Hotel Congress time capsule will be opened in 2119
Posted at 10:52 PM, Nov 24, 2019
and last updated 2019-11-25 00:57:25-05

TUCSON, Ariz. — What is Tucson today?

"Tucson today, right now, it's about community, culture, history and respect."

That's what a crowd at the Hotel Congress contemplated today as they celebrated 100 years of the historic Tucson landmark.

"I think that's what Tucson is today, kind of a crossroads between the history of where we've been and the future of where we're going," said Tom Heath.

A message in a capsule was placed underground to be opened in the year 2119, a message to future Tucsonans from the past or in our case, the present.

The question was asked: what will become of Tucson in 100 years?

"I don't know if we'll have flying cars but people keep talking about it and I remember watching 'the Jetsons' as a kid," said Sheldon Metz.

"I think you're going to see a lot more folks living in Tucson," Heath said.

"We have beautiful weather, beautiful place to be, my guess is we'll be built up, a little taller."

Heath takes guests on trolley tours of present day Tucson, exploring the city's past.

"We start at the base of 'A' Mountain, the birthplace of Tucson and we take a tour through the historical and cultural parts of downtown, University, 4th avenue."

Like others who took part in the events of the day, Heath took in the moment to think that one day in what seems a distant future, another generation of Tucsonans will open the capsule.

In it they'll find mobile phones from 2019, letters, children's drawings, money and business cards.

Heath shared his vision of Tucson in 2119.

"My hope is that we're still built on the same foundations of culture and history that we have today."

You might wonder how they'll keep everything preserved in that capsule for a century: a landscaper for the Hotel Congress said charcoal and dessicants were put in it to keep moisture out.

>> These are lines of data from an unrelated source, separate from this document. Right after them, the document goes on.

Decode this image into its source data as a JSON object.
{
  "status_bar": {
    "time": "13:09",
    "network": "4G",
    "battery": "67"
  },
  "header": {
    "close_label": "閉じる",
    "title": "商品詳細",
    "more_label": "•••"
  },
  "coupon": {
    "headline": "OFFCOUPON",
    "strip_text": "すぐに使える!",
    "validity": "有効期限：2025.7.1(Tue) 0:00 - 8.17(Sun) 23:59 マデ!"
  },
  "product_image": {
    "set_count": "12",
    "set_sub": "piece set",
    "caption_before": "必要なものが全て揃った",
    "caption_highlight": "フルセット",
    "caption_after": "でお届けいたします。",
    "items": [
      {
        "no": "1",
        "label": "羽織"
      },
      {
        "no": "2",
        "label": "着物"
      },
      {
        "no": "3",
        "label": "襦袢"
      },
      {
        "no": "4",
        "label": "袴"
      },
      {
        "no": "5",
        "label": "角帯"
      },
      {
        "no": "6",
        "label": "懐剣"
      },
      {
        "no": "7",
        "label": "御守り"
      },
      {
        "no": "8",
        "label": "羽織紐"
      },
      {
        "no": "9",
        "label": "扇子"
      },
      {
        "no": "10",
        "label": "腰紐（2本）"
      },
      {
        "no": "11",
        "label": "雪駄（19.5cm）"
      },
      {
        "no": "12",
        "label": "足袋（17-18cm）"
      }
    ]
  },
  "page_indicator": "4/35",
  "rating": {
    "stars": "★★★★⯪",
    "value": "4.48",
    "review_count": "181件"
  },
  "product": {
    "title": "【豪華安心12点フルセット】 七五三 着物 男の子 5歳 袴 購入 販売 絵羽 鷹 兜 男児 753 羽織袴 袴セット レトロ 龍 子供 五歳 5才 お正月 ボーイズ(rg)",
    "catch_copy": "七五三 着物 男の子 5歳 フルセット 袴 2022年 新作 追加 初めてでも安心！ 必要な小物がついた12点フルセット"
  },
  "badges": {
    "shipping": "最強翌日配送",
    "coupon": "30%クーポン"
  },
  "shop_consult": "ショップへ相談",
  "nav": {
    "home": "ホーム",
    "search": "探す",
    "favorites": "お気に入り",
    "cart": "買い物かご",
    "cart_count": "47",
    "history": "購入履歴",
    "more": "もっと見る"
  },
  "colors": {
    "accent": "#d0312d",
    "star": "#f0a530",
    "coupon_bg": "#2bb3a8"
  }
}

Once the concrete covers the plot it should be enough to keep decades of water out until it's opened.